Data extracted from a collection
------------------------------------
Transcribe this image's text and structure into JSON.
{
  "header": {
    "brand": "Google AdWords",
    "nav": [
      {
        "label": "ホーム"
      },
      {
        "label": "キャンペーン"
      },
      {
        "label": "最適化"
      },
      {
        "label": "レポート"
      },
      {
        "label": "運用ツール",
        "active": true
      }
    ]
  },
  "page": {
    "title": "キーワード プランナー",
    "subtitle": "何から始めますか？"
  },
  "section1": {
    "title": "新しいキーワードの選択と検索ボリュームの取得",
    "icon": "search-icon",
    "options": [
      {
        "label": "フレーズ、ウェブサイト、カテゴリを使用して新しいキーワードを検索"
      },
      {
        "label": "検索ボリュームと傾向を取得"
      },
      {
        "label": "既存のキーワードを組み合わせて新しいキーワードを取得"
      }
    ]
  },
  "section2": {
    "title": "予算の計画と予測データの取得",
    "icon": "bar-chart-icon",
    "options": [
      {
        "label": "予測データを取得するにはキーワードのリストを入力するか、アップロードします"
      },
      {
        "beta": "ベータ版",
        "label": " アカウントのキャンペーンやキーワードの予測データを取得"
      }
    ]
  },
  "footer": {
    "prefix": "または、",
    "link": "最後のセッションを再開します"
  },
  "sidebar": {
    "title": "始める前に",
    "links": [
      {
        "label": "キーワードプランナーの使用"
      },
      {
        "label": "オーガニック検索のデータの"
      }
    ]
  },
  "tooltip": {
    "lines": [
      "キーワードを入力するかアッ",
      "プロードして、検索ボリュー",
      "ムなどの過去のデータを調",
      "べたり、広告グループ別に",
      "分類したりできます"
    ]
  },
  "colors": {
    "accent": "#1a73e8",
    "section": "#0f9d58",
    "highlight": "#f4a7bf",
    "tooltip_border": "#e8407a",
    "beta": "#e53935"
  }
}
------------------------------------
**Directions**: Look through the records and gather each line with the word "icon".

**Answer space**:
    "icon": "search-icon",
    "icon": "bar-chart-icon",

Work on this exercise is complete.